Apparel suppliers said EWM's brand Peacocks should pay for shipped goods and take all existing stocks which were ordered by it. They claimed the brand has cancelled all previous stocks without any valid reason and has not paid for previous shipments.
Peacocks was part of the Philip Day-owned EWM fashion retail empire which collapsed in November last year.
Now, it has been bought by an international investment consortium backed by Edinburgh Woollen Mill's COO Steve Simpson.
According to Bangladesh apparel industry insiders, the discount fashion chain has played a trick to deprive its suppliers through getting liabilities write-off. But Bangladeshi factories are holding huge stocks of goods ordered by them and also have not received payments for shipped goods.
"I have discussed the issue with the Bangladesh High Commissioner in the UK to raise the issue. At the same time, we will also give a letter to the British High Commissioner in Dhaka," said Faruque Hassan, president of Bangladesh Garments Manufacturers and Exporters Association (BGMEA).
"We also asked all suppliers to give updates of outstanding payments from the Peacocks, then we will move forward," he added.

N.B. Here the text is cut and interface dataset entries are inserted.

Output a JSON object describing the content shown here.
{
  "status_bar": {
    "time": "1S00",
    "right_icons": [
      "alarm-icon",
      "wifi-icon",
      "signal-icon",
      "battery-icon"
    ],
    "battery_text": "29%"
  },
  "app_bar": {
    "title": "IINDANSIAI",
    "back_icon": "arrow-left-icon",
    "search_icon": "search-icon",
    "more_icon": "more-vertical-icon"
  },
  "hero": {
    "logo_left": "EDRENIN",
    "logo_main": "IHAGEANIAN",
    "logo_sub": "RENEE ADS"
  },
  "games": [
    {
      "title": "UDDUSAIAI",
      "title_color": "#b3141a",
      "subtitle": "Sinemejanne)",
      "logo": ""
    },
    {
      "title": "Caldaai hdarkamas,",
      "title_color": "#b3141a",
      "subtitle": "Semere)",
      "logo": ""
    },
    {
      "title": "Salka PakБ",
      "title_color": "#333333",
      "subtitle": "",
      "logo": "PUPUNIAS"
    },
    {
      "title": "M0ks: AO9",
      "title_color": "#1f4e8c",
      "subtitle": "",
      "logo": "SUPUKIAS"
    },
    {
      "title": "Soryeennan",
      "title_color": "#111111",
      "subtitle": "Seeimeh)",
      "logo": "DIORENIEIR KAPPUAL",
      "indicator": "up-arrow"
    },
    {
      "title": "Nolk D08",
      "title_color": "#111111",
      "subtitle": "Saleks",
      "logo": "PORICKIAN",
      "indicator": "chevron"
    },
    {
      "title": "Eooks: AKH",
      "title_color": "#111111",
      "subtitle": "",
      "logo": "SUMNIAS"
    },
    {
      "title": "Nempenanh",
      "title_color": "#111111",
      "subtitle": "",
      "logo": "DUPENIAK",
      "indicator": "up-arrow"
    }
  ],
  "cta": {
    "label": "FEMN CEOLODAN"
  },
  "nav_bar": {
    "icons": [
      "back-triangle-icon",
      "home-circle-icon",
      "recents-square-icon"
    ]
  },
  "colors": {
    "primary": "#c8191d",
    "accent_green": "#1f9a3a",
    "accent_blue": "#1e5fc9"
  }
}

The Newly elected BGMEA President Faruque Hassan said the buyer has no right to do such unethical practice with any supplier.
Chattogram EPZ based jeans maker Denim Expert Ltd is one of Peacocks' suppliers in Bangladesh. Peacocks cancelled orders of 43,600 pieces of jeans worth over $2,26,180.
The brand has cancelled all orders already made and stocks already shipped.
"Peacocks' order cancellation hit my business hard. Some other manufacturers also suffered from its order cancellation," Mostafiz Uddin, managing director of Denim Expert Ltd.
"Now I am working with British MPs and European Commission to change the bankruptcy laws which such errant brands always resort to wipe out their debts to factories and come to business again under a new name," he added.
"We have to put concerted efforts to tame such unethical purchasing practices that are strangling the manufacturers," said Mostafiz Uddin, who is also founder and CEO of Bangladesh Apparel Exchange.
One of Peacocks' suppliers said on condition of anonymity that the brand pushed him to produce orders in November while it was still in EWM.
But later, it cancelled that order while the goods were ready for shipping.
However, after order cancellation, the brand also emailed the supplier saying they agreed to receive those jeans pants on condition of 50% discount. That was the last email from Peacocks to the factory.
The supplier said how they asked for shipping those goods as the cost of raw materials is over 80%.
Now, he is afraid of being bankrupt as he has paid all his suppliers and all the workers out of his own pocket.
He also mentioned that Peacocks' total liabilities to his company stands at over $2.6 million.
KL Design, another Bangladeshi garment exporter, claims a due payment of $438,151 to Peacocks for shipped goods last June.
According to sources, Edinburgh Woolen Mills and its subsidiary brands owe about $27 million to some 22 Bangladeshi apparel exporting companies.